We must include all those attorneys who move away from the microphones as they speak, and we couldn’t forget the lawyers who talk so low that nobody can hear them. Somehow they don’t understand that the interpreter sits behind them (or to the side) and this makes it very difficult to hear them because their voice is projecting the opposite way: towards the judge, witness or jury. This group’s main characteristic is that after being reminded to speak into the microphone or to speak louder, they do it for about two minutes and then they go back to the old ways. I guess some of them are just following the lead of that judge who turns away from the microphone when she speaks, or the one who talks so softly that it’s easier to hear when a pin drops in the courtroom even though she is speaking.
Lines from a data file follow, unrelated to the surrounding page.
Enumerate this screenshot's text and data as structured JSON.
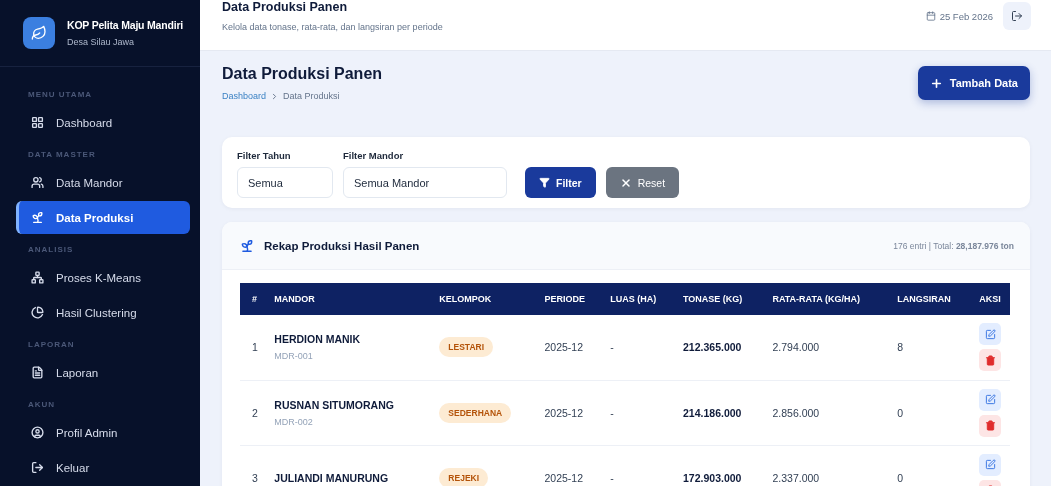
{
  "brand": {
    "name": "KOP Pelita Maju Mandiri",
    "subtitle": "Desa Silau Jawa"
  },
  "sidebar": {
    "sections": [
      {
        "label": "MENU UTAMA",
        "items": [
          {
            "label": "Dashboard",
            "selected": false
          }
        ]
      },
      {
        "label": "DATA MASTER",
        "items": [
          {
            "label": "Data Mandor",
            "selected": false
          },
          {
            "label": "Data Produksi",
            "selected": true
          }
        ]
      },
      {
        "label": "ANALISIS",
        "items": [
          {
            "label": "Proses K-Means",
            "selected": false
          },
          {
            "label": "Hasil Clustering",
            "selected": false
          }
        ]
      },
      {
        "label": "LAPORAN",
        "items": [
          {
            "label": "Laporan",
            "selected": false
          }
        ]
      },
      {
        "label": "AKUN",
        "items": [
          {
            "label": "Profil Admin",
            "selected": false
          },
          {
            "label": "Keluar",
            "selected": false
          }
        ]
      }
    ]
  },
  "topbar": {
    "title": "Data Produksi Panen",
    "subtitle": "Kelola data tonase, rata-rata, dan langsiran per periode",
    "date": "25 Feb 2026"
  },
  "page": {
    "title": "Data Produksi Panen",
    "breadcrumb": [
      "Dashboard",
      "Data Produksi"
    ],
    "add_button": "Tambah Data"
  },
  "filters": {
    "fields": [
      {
        "label": "Filter Tahun",
        "value": "Semua"
      },
      {
        "label": "Filter Mandor",
        "value": "Semua Mandor"
      }
    ],
    "filter_button": "Filter",
    "reset_button": "Reset"
  },
  "table": {
    "title": "Rekap Produksi Hasil Panen",
    "summary": "176 entri | Total: **28,187.976 ton**",
    "columns": [
      "#",
      "MANDOR",
      "KELOMPOK",
      "PERIODE",
      "LUAS (HA)",
      "TONASE (KG)",
      "RATA-RATA (KG/HA)",
      "LANGSIRAN",
      "AKSI"
    ],
    "rows": [
      {
        "no": "1",
        "name": "HERDION MANIK",
        "code": "MDR-001",
        "group": "LESTARI",
        "period": "2025-12",
        "area": "-",
        "tonnage": "212.365.000",
        "average": "2.794.000",
        "langsiran": "8"
      },
      {
        "no": "2",
        "name": "RUSNAN SITUMORANG",
        "code": "MDR-002",
        "group": "SEDERHANA",
        "period": "2025-12",
        "area": "-",
        "tonnage": "214.186.000",
        "average": "2.856.000",
        "langsiran": "0"
      },
      {
        "no": "3",
        "name": "JULIANDI MANURUNG",
        "group": "REJEKI",
        "period": "2025-12",
        "area": "-",
        "tonnage": "172.903.000",
        "average": "2.337.000",
        "langsiran": "0"
      }
    ]
  }
}
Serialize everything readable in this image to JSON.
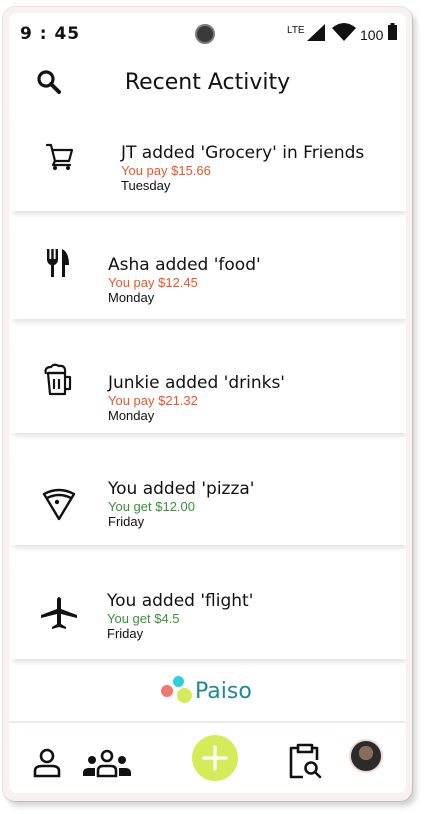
{
  "status_bar": {
    "time": "9 : 45",
    "network": "LTE",
    "battery": "100"
  },
  "header": {
    "title": "Recent Activity"
  },
  "activities": [
    {
      "icon": "cart-icon",
      "title": "JT added 'Grocery' in Friends",
      "amount": "You pay $15.66",
      "direction": "pay",
      "day": "Tuesday"
    },
    {
      "icon": "fork-knife-icon",
      "title": "Asha added 'food'",
      "amount": "You pay $12.45",
      "direction": "pay",
      "day": "Monday"
    },
    {
      "icon": "beer-mug-icon",
      "title": "Junkie added 'drinks'",
      "amount": "You pay $21.32",
      "direction": "pay",
      "day": "Monday"
    },
    {
      "icon": "pizza-icon",
      "title": "You added 'pizza'",
      "amount": "You get $12.00",
      "direction": "get",
      "day": "Friday"
    },
    {
      "icon": "airplane-icon",
      "title": "You added 'flight'",
      "amount": "You get $4.5",
      "direction": "get",
      "day": "Friday"
    }
  ],
  "brand": {
    "name": "Paiso"
  },
  "colors": {
    "pay": "#e8562a",
    "get": "#3d8f3d",
    "brand": "#1c8a92",
    "fab": "#d7eb5a"
  },
  "bottom_nav": [
    "person-icon",
    "group-icon",
    "add-icon",
    "clipboard-search-icon",
    "avatar"
  ]
}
Finally, my “favorite”: In some lower courts there is no place for the interpreter to sit in the courtroom. Interpreters are supposed to sit “wherever” as long as they are not “bothering” anybody else with their work. Often times, the interpreter ends up in the back of a courtroom, behind an easel or a screen, or sitting among the audience. How can anybody expect you to hear anything under these circumstances?
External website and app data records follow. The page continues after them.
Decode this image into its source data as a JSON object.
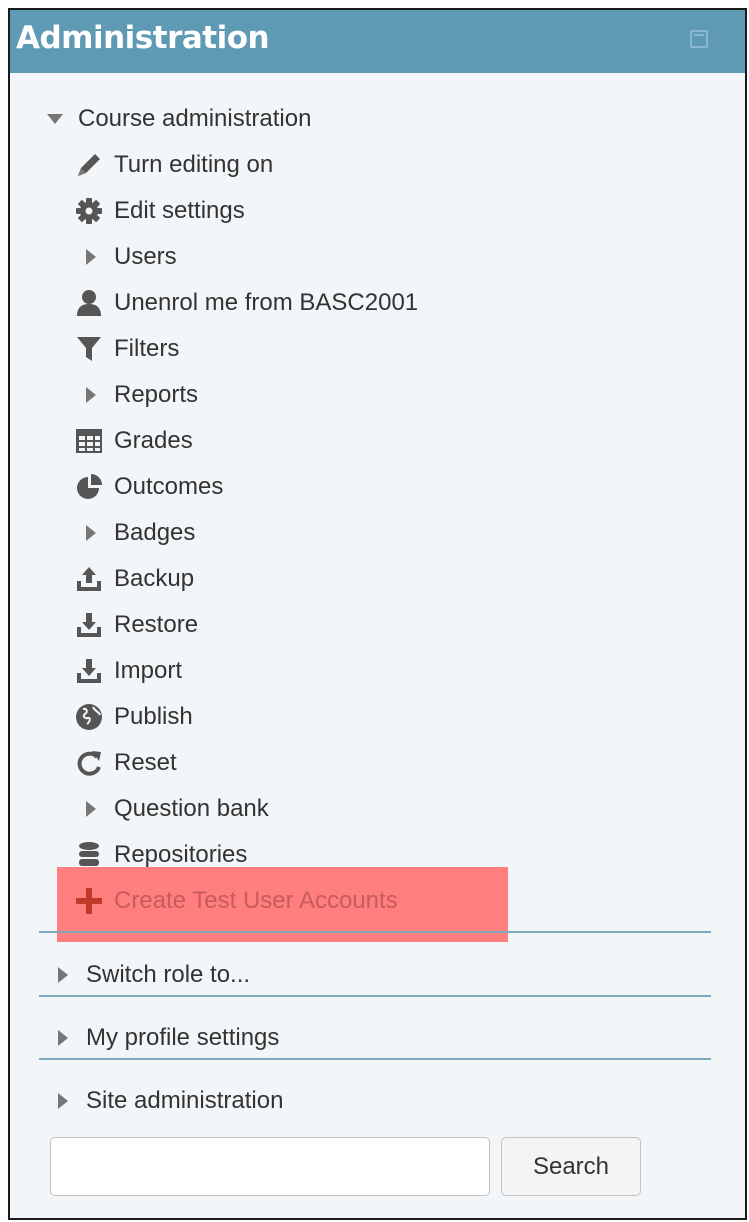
{
  "block": {
    "title": "Administration"
  },
  "course_admin": {
    "label": "Course administration",
    "items": [
      {
        "label": "Turn editing on",
        "icon": "pencil-icon"
      },
      {
        "label": "Edit settings",
        "icon": "gear-icon"
      },
      {
        "label": "Users",
        "icon": "caret-right-icon"
      },
      {
        "label": "Unenrol me from BASC2001",
        "icon": "user-icon"
      },
      {
        "label": "Filters",
        "icon": "filter-icon"
      },
      {
        "label": "Reports",
        "icon": "caret-right-icon"
      },
      {
        "label": "Grades",
        "icon": "table-icon"
      },
      {
        "label": "Outcomes",
        "icon": "outcomes-icon"
      },
      {
        "label": "Badges",
        "icon": "caret-right-icon"
      },
      {
        "label": "Backup",
        "icon": "upload-icon"
      },
      {
        "label": "Restore",
        "icon": "download-icon"
      },
      {
        "label": "Import",
        "icon": "download-icon"
      },
      {
        "label": "Publish",
        "icon": "globe-icon"
      },
      {
        "label": "Reset",
        "icon": "refresh-icon"
      },
      {
        "label": "Question bank",
        "icon": "caret-right-icon"
      },
      {
        "label": "Repositories",
        "icon": "database-icon"
      },
      {
        "label": "Create Test User Accounts",
        "icon": "plus-icon"
      }
    ]
  },
  "sections": [
    {
      "label": "Switch role to..."
    },
    {
      "label": "My profile settings"
    },
    {
      "label": "Site administration"
    }
  ],
  "search": {
    "placeholder": "",
    "button_label": "Search"
  },
  "colors": {
    "header": "#5f9ab5",
    "highlight": "#ff7f7f",
    "create_text": "#c85b5b",
    "icon": "#555555"
  }
}
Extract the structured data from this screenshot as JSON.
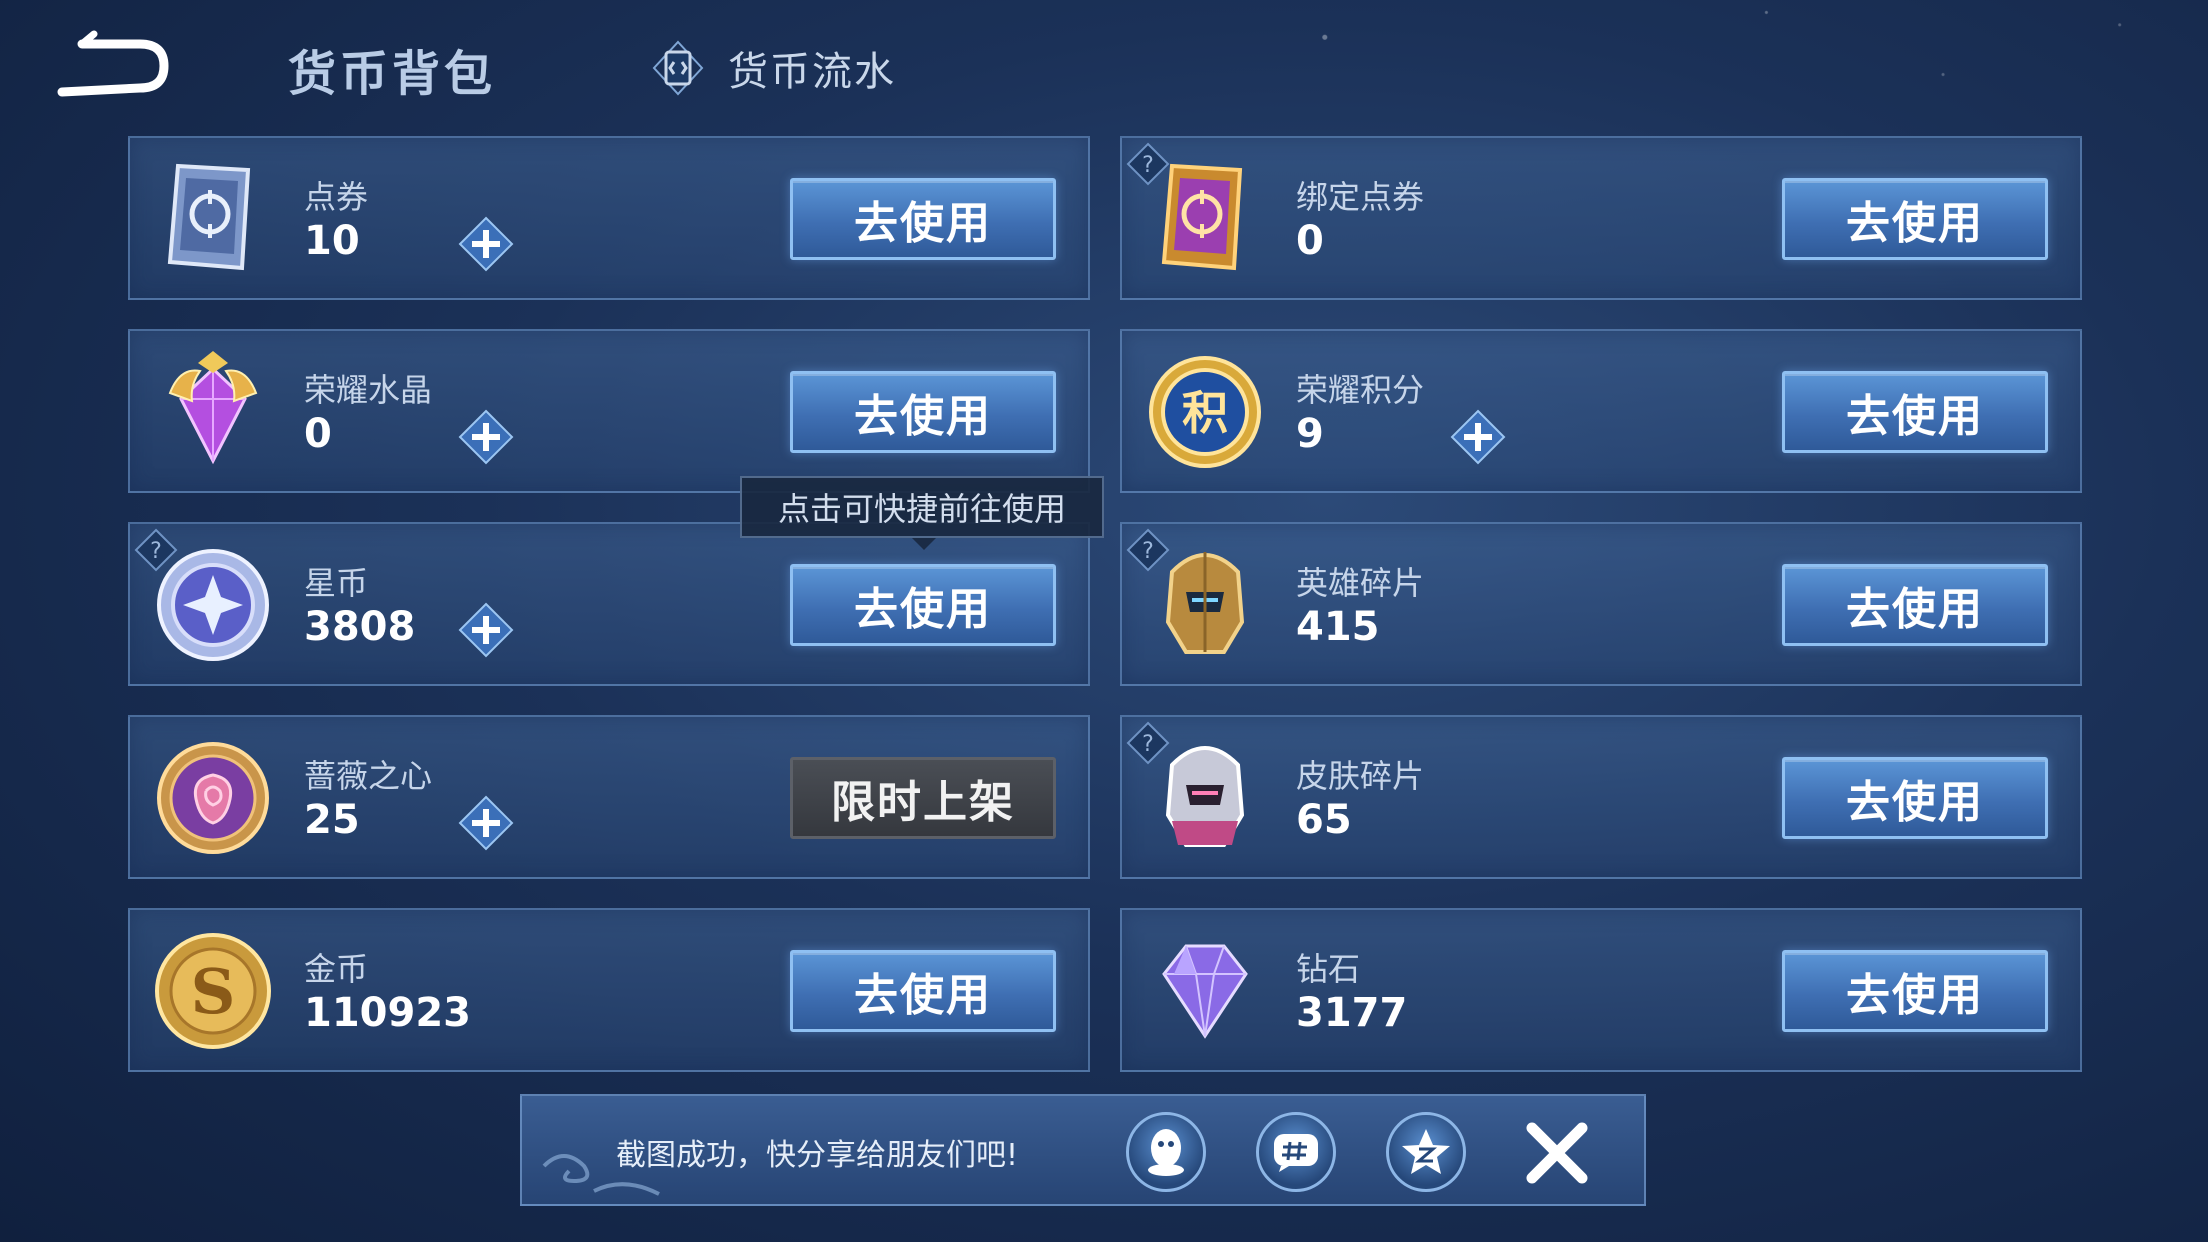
{
  "header": {
    "title": "货币背包",
    "ledger_tab": "货币流水"
  },
  "currencies": [
    {
      "name": "点券",
      "value": "10",
      "button": "去使用",
      "has_plus": true,
      "has_help": false,
      "icon": "coupon-ticket-icon"
    },
    {
      "name": "绑定点券",
      "value": "0",
      "button": "去使用",
      "has_plus": false,
      "has_help": true,
      "icon": "bound-coupon-ticket-icon"
    },
    {
      "name": "荣耀水晶",
      "value": "0",
      "button": "去使用",
      "has_plus": true,
      "has_help": false,
      "icon": "glory-crystal-icon"
    },
    {
      "name": "荣耀积分",
      "value": "9",
      "button": "去使用",
      "has_plus": true,
      "has_help": false,
      "icon": "glory-points-icon"
    },
    {
      "name": "星币",
      "value": "3808",
      "button": "去使用",
      "has_plus": true,
      "has_help": true,
      "icon": "star-coin-icon"
    },
    {
      "name": "英雄碎片",
      "value": "415",
      "button": "去使用",
      "has_plus": false,
      "has_help": true,
      "icon": "hero-fragment-icon"
    },
    {
      "name": "蔷薇之心",
      "value": "25",
      "button": "限时上架",
      "has_plus": true,
      "has_help": false,
      "icon": "rose-heart-icon"
    },
    {
      "name": "皮肤碎片",
      "value": "65",
      "button": "去使用",
      "has_plus": false,
      "has_help": true,
      "icon": "skin-fragment-icon"
    },
    {
      "name": "金币",
      "value": "110923",
      "button": "去使用",
      "has_plus": false,
      "has_help": false,
      "icon": "gold-coin-icon"
    },
    {
      "name": "钻石",
      "value": "3177",
      "button": "去使用",
      "has_plus": false,
      "has_help": false,
      "icon": "diamond-icon"
    }
  ],
  "tooltip": "点击可快捷前往使用",
  "share": {
    "message": "截图成功，快分享给朋友们吧!",
    "targets": [
      "qq-icon",
      "wechat-moments-icon",
      "qzone-icon"
    ]
  },
  "colors": {
    "button_blue": "#3f6fb3",
    "button_disabled": "#35383e",
    "panel": "#2a4876"
  }
}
Of course, it is important to educate the courts. It is necessary to explain that we have to be able to hear what is being said by the judge and the parties over our own voice. All of this is crucial. We have been “educating” the bench and bar for many years.
Unfortunately, after years of “educating” judges and lawyers, many colleagues and administrators still believe that the solution is to continue. To do the same over and over again until they all finally get it. I disagree.
I think somebody has to say out loud that we have been “educating” them for a long time and it is time for the courts to set the appropriate conditions for us to do our work. It is time to stop solely “educating” and to start demanding that court administrators and chief judges do their job. We are officers of the court and an essential part to the system. We are not an inconvenience; we are an important step in the administration of justice.
It is true that most federal courthouses now have appropriate equipment, a place for the interpreter, and a noise level adequate for us to do our job, but there is much to be done at the state and lower levels. It is time for the state judges to start controlling their courtrooms so that people who “need” to talk exit the courtroom, those who need to be heard use the microphones, and those who are in the courtroom to interpret have a place where they can sit, use their computers or tablets, and more importantly, listen to what is being said during a hearing. We are not mind-readers. We are court interpreters. Always remember: you can’t interpret what you can’t hear.
I would love to hear your thoughts and experiences with this essential issue turned into a nightmare by many courts.